About this exercise.
Out of the records below, copy all lines in which the word "remote" occurs.

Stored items
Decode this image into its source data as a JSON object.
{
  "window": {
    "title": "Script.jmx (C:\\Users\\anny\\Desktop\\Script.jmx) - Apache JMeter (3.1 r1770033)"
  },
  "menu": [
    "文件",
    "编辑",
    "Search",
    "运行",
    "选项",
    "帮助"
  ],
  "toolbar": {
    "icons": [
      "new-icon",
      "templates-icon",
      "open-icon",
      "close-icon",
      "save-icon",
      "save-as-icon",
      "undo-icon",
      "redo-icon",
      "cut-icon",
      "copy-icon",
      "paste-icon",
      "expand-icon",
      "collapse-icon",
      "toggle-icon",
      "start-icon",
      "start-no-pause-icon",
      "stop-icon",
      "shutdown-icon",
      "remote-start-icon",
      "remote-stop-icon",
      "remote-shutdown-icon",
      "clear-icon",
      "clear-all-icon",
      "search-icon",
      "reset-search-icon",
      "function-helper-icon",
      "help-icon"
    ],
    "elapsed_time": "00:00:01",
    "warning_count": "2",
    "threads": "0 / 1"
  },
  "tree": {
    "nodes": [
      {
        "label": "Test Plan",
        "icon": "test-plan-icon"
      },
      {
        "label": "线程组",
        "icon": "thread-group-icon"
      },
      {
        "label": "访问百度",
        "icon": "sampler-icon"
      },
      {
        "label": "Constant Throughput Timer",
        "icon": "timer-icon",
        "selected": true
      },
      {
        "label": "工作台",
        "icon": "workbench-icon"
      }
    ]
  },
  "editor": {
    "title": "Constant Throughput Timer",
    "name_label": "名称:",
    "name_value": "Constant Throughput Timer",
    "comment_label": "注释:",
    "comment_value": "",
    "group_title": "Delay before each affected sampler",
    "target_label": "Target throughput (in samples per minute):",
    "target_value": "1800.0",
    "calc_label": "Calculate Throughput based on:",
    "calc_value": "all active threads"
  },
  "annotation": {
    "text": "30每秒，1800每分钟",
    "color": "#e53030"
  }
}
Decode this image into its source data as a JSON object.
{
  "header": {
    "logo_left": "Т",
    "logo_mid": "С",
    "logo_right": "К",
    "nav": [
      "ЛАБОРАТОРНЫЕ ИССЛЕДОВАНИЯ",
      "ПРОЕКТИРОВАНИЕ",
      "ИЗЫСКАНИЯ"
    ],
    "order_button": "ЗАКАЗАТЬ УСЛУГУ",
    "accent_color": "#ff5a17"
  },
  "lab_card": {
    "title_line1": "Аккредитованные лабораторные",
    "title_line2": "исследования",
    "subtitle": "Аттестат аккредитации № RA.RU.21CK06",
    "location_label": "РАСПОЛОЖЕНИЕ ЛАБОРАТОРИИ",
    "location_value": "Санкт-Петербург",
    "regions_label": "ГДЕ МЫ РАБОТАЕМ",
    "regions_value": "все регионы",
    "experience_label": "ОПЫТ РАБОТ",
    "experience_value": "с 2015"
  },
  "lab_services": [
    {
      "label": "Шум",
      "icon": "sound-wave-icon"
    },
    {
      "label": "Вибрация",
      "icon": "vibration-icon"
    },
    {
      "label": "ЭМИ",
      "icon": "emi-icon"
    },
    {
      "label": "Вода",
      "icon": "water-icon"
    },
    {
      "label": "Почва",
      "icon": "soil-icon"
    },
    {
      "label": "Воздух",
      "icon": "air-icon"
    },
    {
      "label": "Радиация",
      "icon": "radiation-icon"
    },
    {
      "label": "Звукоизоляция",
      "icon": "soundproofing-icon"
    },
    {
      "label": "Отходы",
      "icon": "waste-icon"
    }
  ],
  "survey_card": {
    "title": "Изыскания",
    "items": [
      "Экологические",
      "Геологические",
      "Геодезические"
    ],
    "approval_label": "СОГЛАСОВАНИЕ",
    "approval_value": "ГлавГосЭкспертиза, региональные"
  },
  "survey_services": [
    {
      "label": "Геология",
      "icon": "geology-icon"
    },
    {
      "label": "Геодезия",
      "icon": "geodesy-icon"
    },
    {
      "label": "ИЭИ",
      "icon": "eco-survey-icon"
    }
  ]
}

Task answer.
      "remote-start-icon",
      "remote-stop-icon",
      "remote-shutdown-icon",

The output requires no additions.